Conversations are happening about the best way to prevent these gaps in knowledge. “I’m on calls with the EHRA executive committee; they’re all for interoperability and the exchange of data,” says Hayes. “Let’s figure out how to best information share.” (There’s a distinct difference between data and information, he notes. “Both have huge value.”)
Another example: A patient should have access to all their data, but if they’re about to undergo anesthesia for abdominal surgery, the anesthesiologist doesn’t need to know the patient had a bunion in 1987, he says.
“If you exchange all the data that’s available in the system, let’s go further: The surgeon can’t go through all that data,” says Hayes. But computers can, and quickly. If the computer is trained or programmed correctly—say, to look for allergies or reactions to anesthesia and surface information that’s relevant to the surgery the patient is about to undergo—having it comb through the data becomes invaluable.
“That could save the patient’s life,” says Hayes. “I am all for interoperability. I want patient-centric, longitudinal systems. I don’t want to look at or need all the data because I can’t go through it all, so I may miss something. It’s mostly siloed and takes a long time to review, and even if all the data is there I may not get what I need or want at the point of care.”
He continues, “The ability of technology to draw the high-value clinically relevant information at the point of care from the cumulative data is a huge benefit at the bedside. If that information can be found for you, it could really be a safety and quality improvement mechanism. This type of workflow is not application-driven, it’s problem-driven.”
An industrywide improvement
The EHRA is a voluntary trade organization made up of 30 companies in the EHR space. “The government has a very good idea regarding interoperability, and we need to find the best way to help them help us and work together,” says Hayes.
The ultimate goal, he says, is to examine what the EHR should be to ensure patients receive the safest, highest-quality care. Accomplishing this involves working with groups of doctors and nurses, getting their perspective at the table.
“My company has volunteer physicians who help us get to where we should go, what we want to pursue with the EHR, and how to build the products that help them deliver healthcare,” says Hayes. Without this feedback, the systems can’t deliver valuable information at the point of care.
“I kid my company engineers that if I go to buy a truck, they don’t tell me it’ll be brown, have four doors, and won’t have a trailer hitch without asking me what it is I need for the work I’m trying to do,” says Hayes. “You can’t put it in a box.
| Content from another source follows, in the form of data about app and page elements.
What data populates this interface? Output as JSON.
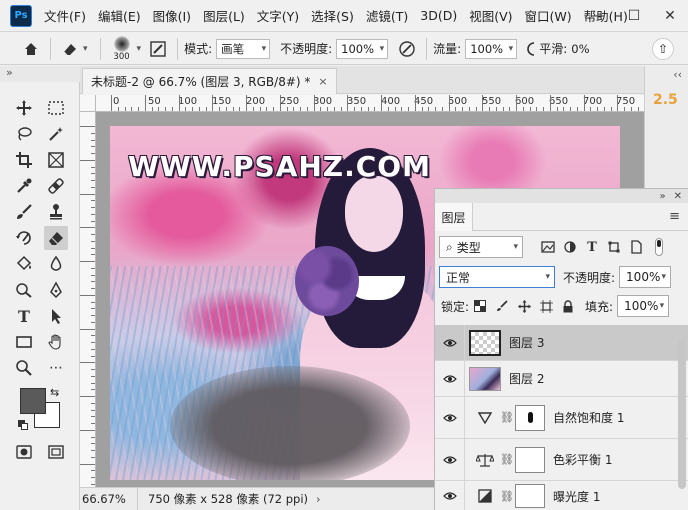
{
  "app": {
    "logo": "Ps"
  },
  "menu": [
    "文件(F)",
    "编辑(E)",
    "图像(I)",
    "图层(L)",
    "文字(Y)",
    "选择(S)",
    "滤镜(T)",
    "3D(D)",
    "视图(V)",
    "窗口(W)",
    "帮助(H)"
  ],
  "window_controls": {
    "minimize": "—",
    "maximize": "☐",
    "close": "✕"
  },
  "options": {
    "brush_size": "300",
    "mode_label": "模式:",
    "mode_value": "画笔",
    "opacity_label": "不透明度:",
    "opacity_value": "100%",
    "flow_label": "流量:",
    "flow_value": "100%",
    "smooth_label": "平滑:",
    "smooth_value": "0%"
  },
  "document": {
    "tab_title": "未标题-2 @ 66.7% (图层 3, RGB/8#) *",
    "close": "×",
    "watermark": "WWW.PSAHZ.COM"
  },
  "ruler": {
    "top_labels": [
      "0",
      "50",
      "100",
      "150",
      "200",
      "250",
      "300",
      "350",
      "400",
      "450",
      "500",
      "550",
      "600",
      "650",
      "700",
      "750"
    ]
  },
  "status": {
    "zoom": "66.67%",
    "info": "750 像素 x 528 像素 (72 ppi)",
    "arrow": "›"
  },
  "right_strip": {
    "badge": "2.5",
    "chevron": "‹‹"
  },
  "layers_panel": {
    "tab_label": "图层",
    "filter_value": "类型",
    "blend_mode": "正常",
    "opacity_label": "不透明度:",
    "opacity_value": "100%",
    "lock_label": "锁定:",
    "fill_label": "填充:",
    "fill_value": "100%",
    "layers": [
      {
        "name": "图层 3",
        "kind": "transparent",
        "selected": true
      },
      {
        "name": "图层 2",
        "kind": "photo",
        "selected": false
      },
      {
        "name": "自然饱和度 1",
        "kind": "vibrance",
        "selected": false
      },
      {
        "name": "色彩平衡 1",
        "kind": "color-balance",
        "selected": false
      },
      {
        "name": "曝光度 1",
        "kind": "exposure",
        "selected": false
      }
    ]
  },
  "colors": {
    "foreground": "#5a5a5a",
    "background": "#ffffff",
    "accent": "#e8a23a",
    "selected_layer": "#c9c9c9"
  }
}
It’s unique for every patient.”
Matt Phillion is a freelance writer covering healthcare, cybersecurity, and more. He can be reached at email@example.com.